Following a competitive interview process Grimshaw, in partnership with Nordic Office of Architecture, has been appointed by the Turkish consortium of Cengiz, Mapa, Limak, Kolin and Kalyon to design the terminal complex for Istanbul New Airport.
Located on the Black Sea coast, some 35km outside of Istanbul, the ambitious six-runway development, masterplanned by Arup, will be delivered in four phases. The first phase will open in 2019 and aims to serve 90 million passengers per year. This will increase to 150 million passengers per annum once fully complete. The new airport will include the world’s largest airport terminal, with a gross floor area close to one million square meters.
An interesting essay by Anthony Townsend in Design Observer investigates a largely unconsidered aspect of smart cities: what happens if (or perhaps when) they malfunction? Townsend argues that as technology seeps into every aspect of our life within a complex system such as a smart city, glitches and bugs are likely to be magnified many times. He also explains that many of the communications systems that smart cities will rely on are insufficiently resilient, meaning entire cities could be vulnerable to failure or attack – an issue that will not sit well with the AIA. You can read the whole essay here.

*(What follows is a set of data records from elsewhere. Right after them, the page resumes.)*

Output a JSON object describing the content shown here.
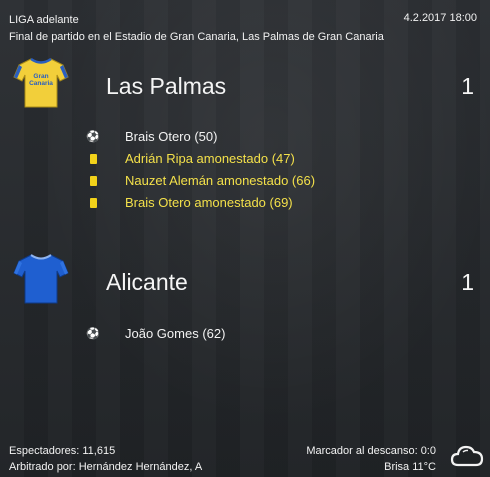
{
  "header": {
    "league": "LIGA adelante",
    "venue_line": "Final de partido en el Estadio de Gran Canaria, Las Palmas de Gran Canaria",
    "datetime": "4.2.2017 18:00"
  },
  "home": {
    "name": "Las Palmas",
    "score": "1",
    "shirt_icon": "yellow-shirt-icon",
    "shirt_color": "#f2cf3a",
    "shirt_trim": "#2a5fc0",
    "shirt_text": "Gran Canaria",
    "events": [
      {
        "type": "goal",
        "icon": "ball-icon",
        "text": "Brais Otero (50)"
      },
      {
        "type": "card",
        "icon": "yellow-card-icon",
        "text": "Adrián Ripa amonestado (47)"
      },
      {
        "type": "card",
        "icon": "yellow-card-icon",
        "text": "Nauzet Alemán amonestado (66)"
      },
      {
        "type": "card",
        "icon": "yellow-card-icon",
        "text": "Brais Otero amonestado (69)"
      }
    ]
  },
  "away": {
    "name": "Alicante",
    "score": "1",
    "shirt_icon": "blue-shirt-icon",
    "shirt_color": "#1f5fd0",
    "events": [
      {
        "type": "goal",
        "icon": "ball-icon",
        "text": "João Gomes (62)"
      }
    ]
  },
  "footer": {
    "spectators": "Espectadores: 11,615",
    "referee": "Arbitrado por: Hernández Hernández, A",
    "halftime": "Marcador al descanso: 0:0",
    "weather": "Brisa 11°C",
    "weather_icon": "cloud-icon"
  },
  "colors": {
    "card_text": "#f3e04a",
    "background": "#26292d"
  }
}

In their quest to find the best emerging young designers in the world, Metropolis Magazine reached out to critics, curators and other industry leaders to get their picks for the most promising young professionals in the worlds of architecture, art, graphic design and product design. The results feature a trend towards interdisciplinary and collaborative work. Particular highlights are Pernilla Ohrstedt, selected by John Cary of Public Interest Design; Elliott Hedman, selected by President of IDEO Tim Brown and Alexandra Daisy Ginsberg selected by Paola Antonelli of MoMA. You can view all the selections here.